The task
Say how many lines below hold the word "Rollover"; give the number by itself.

Element data from apps and pages
::::::

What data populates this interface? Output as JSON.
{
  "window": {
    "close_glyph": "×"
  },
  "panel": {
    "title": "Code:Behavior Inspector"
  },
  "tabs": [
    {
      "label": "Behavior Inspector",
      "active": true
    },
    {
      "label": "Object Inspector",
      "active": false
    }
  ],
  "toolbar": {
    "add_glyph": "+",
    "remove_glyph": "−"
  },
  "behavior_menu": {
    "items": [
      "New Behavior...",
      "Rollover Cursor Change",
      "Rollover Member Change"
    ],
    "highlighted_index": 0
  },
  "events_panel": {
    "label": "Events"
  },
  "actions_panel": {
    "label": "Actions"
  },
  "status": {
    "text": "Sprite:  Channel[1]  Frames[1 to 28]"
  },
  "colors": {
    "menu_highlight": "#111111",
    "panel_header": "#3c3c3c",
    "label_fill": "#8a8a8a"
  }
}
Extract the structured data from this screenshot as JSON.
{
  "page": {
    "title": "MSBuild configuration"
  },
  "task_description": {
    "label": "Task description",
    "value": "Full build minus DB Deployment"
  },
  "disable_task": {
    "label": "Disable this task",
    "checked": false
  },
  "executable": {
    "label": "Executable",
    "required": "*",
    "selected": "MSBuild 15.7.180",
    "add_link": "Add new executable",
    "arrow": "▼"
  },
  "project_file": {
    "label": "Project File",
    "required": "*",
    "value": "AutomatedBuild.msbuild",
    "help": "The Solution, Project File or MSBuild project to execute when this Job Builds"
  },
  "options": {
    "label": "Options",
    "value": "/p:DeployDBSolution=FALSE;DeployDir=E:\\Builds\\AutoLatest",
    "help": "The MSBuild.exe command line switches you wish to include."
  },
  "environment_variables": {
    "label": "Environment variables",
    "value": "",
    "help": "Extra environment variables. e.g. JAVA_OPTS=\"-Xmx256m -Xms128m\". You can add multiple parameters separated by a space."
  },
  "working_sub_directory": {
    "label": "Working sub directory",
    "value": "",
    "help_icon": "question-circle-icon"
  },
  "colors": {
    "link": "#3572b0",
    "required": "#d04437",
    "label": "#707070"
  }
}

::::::

Solution to this exercise
2